Lines of the listing that contain "kind" need to be copied.
--*--
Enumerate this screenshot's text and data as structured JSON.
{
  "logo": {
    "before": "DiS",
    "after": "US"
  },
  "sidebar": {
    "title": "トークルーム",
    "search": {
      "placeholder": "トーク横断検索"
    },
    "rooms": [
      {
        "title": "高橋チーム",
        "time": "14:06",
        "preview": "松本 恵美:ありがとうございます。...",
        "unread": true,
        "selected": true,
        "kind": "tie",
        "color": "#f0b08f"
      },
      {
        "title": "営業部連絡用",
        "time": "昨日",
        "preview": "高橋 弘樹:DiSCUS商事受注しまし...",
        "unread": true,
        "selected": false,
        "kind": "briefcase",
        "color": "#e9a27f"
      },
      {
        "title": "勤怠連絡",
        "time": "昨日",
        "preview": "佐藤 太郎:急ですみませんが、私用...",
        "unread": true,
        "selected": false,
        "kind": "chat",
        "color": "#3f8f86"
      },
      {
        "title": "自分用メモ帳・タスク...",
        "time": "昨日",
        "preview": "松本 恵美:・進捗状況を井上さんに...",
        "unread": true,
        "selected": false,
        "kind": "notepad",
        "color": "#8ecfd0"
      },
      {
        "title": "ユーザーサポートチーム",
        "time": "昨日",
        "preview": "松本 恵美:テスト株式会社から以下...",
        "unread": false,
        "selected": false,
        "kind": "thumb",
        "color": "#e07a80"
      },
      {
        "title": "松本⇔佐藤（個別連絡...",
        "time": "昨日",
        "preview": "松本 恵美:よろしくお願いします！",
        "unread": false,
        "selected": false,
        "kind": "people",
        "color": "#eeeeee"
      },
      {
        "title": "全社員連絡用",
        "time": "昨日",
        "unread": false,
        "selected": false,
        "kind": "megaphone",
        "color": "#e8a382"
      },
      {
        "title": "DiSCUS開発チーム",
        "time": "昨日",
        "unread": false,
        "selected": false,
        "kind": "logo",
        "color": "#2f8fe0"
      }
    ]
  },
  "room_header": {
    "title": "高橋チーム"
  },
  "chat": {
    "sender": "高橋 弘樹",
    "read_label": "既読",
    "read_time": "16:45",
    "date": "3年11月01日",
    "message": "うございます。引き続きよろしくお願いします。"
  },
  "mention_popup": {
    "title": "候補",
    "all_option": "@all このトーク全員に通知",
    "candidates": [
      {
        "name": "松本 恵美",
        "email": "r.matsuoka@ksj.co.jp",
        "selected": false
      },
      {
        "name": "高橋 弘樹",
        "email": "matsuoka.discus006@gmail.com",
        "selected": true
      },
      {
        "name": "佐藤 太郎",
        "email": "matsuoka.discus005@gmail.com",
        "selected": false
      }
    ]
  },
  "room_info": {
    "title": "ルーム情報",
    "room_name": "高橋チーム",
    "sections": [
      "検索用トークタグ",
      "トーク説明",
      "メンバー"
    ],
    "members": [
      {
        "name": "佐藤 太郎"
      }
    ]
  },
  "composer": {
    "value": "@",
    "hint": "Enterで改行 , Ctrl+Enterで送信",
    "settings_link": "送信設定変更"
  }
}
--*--
__Result for this task__:
        "kind": "tie",
        "kind": "briefcase",
        "kind": "chat",
        "kind": "notepad",
        "kind": "thumb",
        "kind": "people",
        "kind": "megaphone",
        "kind": "logo",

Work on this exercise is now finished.